• Records supplied:
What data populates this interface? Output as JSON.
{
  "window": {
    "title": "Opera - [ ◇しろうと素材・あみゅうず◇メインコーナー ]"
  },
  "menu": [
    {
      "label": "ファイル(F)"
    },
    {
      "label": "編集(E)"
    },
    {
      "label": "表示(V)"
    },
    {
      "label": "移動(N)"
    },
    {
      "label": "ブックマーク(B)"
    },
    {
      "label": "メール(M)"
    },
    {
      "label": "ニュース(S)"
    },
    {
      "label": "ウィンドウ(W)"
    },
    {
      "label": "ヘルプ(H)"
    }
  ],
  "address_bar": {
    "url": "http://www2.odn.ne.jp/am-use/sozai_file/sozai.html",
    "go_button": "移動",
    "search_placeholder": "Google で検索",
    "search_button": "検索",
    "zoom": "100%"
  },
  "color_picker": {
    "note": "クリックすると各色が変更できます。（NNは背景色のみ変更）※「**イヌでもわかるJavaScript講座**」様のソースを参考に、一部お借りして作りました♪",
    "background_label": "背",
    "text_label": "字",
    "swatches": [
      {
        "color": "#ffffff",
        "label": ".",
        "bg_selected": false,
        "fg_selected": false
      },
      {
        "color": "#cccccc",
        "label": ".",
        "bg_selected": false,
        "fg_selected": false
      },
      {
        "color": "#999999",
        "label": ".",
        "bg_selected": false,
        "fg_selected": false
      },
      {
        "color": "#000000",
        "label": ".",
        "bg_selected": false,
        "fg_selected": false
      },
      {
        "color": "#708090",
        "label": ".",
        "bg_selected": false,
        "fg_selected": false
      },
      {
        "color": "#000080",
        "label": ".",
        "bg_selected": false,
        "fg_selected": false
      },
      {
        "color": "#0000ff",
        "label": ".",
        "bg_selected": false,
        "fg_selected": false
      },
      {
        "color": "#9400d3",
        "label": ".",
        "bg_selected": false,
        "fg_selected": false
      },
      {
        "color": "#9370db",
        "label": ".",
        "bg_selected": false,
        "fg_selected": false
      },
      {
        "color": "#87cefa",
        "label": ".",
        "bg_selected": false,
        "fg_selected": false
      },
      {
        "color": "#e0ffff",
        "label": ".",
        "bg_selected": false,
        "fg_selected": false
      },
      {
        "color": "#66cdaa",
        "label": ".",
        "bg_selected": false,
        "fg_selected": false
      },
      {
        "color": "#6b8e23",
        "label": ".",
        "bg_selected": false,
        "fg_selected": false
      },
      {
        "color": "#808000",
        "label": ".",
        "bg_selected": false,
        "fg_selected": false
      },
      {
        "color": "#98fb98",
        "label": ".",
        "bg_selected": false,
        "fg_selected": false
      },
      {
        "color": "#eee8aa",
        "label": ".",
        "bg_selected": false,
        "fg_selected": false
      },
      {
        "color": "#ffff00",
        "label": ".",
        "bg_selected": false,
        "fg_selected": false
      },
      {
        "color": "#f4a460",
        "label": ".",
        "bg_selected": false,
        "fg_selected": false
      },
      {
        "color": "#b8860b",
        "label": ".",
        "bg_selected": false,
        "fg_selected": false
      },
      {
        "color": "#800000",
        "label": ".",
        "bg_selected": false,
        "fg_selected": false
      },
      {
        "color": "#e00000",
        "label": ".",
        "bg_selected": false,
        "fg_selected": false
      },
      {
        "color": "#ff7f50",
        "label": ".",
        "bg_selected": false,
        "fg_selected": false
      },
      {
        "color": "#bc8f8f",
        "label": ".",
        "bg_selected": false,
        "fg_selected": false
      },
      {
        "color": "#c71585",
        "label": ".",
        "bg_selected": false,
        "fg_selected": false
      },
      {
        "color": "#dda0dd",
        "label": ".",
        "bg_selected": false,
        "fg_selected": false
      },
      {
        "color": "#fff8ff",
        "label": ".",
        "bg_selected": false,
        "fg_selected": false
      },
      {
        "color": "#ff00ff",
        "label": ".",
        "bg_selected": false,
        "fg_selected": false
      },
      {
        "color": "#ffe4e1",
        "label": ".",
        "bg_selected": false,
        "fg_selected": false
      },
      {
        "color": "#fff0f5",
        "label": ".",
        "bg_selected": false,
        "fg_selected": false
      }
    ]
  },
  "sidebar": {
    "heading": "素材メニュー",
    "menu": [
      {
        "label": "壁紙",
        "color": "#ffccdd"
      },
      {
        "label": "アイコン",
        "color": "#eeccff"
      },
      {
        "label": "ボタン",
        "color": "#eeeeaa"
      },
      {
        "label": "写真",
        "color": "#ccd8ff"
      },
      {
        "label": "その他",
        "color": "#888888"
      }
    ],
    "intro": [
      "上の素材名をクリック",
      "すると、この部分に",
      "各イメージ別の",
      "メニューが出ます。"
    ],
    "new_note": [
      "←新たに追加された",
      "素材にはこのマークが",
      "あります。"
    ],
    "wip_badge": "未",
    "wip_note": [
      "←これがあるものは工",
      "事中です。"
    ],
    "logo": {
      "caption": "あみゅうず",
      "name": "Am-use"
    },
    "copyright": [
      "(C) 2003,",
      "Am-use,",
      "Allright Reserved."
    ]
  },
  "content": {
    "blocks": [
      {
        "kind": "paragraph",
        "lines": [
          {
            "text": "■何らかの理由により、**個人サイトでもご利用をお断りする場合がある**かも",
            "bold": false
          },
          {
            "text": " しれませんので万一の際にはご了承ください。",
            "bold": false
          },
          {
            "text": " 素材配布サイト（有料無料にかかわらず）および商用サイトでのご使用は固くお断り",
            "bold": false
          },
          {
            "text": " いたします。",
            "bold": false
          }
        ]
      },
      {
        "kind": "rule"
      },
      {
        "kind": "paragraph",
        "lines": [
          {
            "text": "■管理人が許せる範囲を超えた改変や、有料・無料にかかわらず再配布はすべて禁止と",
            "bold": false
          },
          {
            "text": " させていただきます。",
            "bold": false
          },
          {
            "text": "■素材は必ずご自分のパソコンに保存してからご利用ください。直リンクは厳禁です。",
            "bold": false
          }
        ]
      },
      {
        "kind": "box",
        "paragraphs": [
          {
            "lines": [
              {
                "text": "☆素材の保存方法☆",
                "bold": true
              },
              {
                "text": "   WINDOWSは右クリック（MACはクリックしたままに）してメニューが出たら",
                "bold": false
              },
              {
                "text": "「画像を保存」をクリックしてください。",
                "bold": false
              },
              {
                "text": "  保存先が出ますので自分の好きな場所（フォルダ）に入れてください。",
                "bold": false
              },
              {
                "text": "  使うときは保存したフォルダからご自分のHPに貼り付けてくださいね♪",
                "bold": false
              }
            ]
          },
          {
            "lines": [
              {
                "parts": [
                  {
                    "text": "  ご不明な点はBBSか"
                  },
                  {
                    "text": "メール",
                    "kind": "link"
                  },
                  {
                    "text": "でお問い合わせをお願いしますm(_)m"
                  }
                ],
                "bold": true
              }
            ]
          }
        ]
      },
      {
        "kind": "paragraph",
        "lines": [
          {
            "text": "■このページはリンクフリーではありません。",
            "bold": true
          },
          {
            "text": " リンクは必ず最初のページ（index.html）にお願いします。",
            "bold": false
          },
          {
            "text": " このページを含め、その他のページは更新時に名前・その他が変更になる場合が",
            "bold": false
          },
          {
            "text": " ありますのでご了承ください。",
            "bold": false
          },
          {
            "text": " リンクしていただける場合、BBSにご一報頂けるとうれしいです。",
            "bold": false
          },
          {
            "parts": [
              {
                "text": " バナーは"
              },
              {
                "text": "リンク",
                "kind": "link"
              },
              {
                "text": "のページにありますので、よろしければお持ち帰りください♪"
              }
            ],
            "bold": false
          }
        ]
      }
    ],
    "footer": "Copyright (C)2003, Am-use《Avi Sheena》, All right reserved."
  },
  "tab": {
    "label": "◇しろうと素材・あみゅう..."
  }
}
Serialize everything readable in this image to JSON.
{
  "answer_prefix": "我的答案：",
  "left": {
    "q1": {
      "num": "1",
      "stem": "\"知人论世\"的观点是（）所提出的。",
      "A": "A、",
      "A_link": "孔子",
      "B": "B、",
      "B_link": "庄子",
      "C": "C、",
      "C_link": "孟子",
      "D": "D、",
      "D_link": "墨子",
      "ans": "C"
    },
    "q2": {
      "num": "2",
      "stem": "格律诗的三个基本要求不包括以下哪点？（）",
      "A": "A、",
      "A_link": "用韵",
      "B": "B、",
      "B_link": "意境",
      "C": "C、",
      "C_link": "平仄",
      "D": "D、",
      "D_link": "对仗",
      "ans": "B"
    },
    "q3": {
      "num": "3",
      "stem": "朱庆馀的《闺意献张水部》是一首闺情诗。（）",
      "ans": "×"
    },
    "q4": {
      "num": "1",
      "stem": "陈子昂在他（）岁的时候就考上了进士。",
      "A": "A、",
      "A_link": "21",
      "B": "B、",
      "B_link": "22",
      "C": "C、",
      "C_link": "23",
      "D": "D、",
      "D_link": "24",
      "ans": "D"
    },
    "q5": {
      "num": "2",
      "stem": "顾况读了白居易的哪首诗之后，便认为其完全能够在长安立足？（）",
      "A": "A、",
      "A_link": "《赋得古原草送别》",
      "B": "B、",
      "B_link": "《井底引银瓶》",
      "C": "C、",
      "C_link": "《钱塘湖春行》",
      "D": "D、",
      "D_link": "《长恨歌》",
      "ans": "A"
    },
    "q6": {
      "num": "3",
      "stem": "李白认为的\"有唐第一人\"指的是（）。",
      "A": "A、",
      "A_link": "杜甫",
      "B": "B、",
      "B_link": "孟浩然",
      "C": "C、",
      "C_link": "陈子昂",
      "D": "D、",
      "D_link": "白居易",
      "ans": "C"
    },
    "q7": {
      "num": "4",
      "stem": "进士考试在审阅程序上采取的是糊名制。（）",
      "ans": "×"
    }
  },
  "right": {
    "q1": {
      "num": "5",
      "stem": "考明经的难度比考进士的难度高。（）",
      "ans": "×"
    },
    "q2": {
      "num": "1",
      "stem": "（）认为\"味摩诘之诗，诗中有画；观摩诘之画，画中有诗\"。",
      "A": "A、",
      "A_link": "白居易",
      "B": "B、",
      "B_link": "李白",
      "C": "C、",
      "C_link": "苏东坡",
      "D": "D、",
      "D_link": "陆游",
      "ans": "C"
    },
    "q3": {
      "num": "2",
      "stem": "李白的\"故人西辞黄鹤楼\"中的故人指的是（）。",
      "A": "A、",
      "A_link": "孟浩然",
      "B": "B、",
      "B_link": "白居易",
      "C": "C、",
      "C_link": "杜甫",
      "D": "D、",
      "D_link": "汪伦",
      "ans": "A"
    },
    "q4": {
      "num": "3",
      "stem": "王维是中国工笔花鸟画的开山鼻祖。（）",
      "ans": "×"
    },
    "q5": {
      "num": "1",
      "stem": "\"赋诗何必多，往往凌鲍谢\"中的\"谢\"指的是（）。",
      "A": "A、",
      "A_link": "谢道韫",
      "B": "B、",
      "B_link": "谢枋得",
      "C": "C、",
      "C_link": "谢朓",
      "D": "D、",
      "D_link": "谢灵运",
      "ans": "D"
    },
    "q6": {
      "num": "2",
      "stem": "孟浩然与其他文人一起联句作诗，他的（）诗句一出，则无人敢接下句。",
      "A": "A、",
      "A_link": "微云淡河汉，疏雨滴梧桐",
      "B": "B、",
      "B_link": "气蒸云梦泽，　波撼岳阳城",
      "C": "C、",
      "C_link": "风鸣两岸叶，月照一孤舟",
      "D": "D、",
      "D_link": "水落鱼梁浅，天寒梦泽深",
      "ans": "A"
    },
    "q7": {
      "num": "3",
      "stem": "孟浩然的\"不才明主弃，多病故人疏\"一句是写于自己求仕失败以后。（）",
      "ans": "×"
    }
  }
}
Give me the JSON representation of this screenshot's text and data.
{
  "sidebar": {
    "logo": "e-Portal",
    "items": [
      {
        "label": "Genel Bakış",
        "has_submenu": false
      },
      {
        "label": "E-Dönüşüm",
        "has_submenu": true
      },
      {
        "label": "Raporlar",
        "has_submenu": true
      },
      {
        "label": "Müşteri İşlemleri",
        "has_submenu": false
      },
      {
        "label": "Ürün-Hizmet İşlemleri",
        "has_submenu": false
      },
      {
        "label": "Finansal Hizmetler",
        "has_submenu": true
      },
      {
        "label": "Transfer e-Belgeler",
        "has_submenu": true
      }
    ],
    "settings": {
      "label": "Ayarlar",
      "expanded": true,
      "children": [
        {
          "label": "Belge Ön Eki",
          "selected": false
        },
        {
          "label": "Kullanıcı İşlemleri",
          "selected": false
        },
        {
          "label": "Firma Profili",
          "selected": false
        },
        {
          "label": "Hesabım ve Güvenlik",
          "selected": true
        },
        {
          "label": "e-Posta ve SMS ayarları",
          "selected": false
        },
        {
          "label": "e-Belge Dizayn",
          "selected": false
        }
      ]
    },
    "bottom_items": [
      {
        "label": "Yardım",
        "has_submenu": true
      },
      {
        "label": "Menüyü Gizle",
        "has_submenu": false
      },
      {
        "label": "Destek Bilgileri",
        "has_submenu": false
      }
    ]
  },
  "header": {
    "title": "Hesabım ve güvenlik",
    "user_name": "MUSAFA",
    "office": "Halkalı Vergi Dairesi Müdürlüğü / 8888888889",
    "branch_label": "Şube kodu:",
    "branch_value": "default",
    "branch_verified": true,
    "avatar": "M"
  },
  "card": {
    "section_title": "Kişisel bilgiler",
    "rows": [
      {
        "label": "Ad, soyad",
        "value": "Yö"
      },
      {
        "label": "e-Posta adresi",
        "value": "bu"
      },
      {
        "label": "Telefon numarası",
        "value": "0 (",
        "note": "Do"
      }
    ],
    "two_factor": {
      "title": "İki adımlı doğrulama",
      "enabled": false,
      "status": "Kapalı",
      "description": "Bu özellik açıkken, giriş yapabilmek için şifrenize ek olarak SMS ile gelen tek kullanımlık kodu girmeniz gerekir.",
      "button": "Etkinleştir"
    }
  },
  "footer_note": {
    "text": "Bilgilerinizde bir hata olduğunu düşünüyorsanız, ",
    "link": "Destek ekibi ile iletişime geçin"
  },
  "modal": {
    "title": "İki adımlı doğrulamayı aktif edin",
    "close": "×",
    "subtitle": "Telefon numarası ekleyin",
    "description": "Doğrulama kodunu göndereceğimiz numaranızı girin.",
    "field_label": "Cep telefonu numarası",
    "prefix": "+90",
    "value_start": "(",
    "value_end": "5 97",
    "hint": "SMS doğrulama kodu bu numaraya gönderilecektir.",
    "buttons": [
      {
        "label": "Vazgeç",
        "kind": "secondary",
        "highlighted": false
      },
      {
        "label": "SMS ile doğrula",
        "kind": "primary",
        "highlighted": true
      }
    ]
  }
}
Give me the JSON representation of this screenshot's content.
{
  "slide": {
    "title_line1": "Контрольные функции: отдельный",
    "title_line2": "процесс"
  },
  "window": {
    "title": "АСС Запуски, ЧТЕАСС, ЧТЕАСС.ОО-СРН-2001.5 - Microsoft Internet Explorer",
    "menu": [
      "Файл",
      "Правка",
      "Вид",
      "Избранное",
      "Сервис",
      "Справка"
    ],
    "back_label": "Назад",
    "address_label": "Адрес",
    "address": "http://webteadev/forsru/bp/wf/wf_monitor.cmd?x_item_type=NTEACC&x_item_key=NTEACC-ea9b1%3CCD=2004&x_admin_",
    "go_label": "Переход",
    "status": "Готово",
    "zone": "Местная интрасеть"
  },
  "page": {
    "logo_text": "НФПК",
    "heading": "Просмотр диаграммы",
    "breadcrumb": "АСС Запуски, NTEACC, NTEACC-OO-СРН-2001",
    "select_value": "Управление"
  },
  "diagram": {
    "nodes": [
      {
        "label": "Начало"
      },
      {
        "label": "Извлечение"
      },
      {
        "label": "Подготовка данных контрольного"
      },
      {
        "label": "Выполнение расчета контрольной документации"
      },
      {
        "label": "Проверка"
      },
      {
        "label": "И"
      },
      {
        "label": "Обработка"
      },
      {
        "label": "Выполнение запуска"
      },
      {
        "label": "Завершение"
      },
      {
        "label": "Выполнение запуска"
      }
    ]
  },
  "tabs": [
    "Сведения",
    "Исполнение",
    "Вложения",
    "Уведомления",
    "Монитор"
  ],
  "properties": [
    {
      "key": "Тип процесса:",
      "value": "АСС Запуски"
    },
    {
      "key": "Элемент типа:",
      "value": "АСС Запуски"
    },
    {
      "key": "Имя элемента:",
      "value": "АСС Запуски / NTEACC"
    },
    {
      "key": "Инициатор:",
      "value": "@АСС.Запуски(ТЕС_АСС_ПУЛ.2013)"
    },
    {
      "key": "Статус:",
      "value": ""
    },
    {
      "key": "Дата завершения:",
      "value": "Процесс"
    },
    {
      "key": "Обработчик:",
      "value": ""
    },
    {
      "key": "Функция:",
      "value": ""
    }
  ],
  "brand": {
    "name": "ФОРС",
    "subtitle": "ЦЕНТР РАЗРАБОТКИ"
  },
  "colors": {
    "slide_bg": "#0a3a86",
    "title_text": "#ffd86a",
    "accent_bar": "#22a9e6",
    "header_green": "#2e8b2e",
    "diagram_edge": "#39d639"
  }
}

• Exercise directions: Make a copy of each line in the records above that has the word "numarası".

• Task response:
        "label": "Telefon numarası",
    "subtitle": "Telefon numarası ekleyin",
    "field_label": "Cep telefonu numarası",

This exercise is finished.